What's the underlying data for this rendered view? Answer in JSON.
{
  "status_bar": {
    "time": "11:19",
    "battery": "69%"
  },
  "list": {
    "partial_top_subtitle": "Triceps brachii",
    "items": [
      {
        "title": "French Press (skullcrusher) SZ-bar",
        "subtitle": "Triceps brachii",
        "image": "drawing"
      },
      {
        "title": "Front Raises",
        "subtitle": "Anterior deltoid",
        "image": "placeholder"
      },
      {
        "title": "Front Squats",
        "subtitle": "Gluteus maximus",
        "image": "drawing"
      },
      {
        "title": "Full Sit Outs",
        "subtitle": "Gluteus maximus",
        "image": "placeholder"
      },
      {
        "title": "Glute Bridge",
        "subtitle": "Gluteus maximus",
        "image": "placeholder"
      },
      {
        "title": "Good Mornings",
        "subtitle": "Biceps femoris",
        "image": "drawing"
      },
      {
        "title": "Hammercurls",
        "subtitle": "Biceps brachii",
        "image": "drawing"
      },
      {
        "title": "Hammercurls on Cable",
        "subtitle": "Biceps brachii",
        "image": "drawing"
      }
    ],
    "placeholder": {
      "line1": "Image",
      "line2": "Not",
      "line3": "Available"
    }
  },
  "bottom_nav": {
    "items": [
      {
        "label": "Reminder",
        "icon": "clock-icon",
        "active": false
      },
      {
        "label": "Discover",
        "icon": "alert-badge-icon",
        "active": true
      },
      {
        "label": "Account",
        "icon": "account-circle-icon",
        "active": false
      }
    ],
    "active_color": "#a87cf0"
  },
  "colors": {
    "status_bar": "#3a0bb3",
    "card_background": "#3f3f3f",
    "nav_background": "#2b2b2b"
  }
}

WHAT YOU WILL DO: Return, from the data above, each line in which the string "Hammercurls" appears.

WRITTEN RESPONSE:
        "title": "Hammercurls",
        "title": "Hammercurls on Cable",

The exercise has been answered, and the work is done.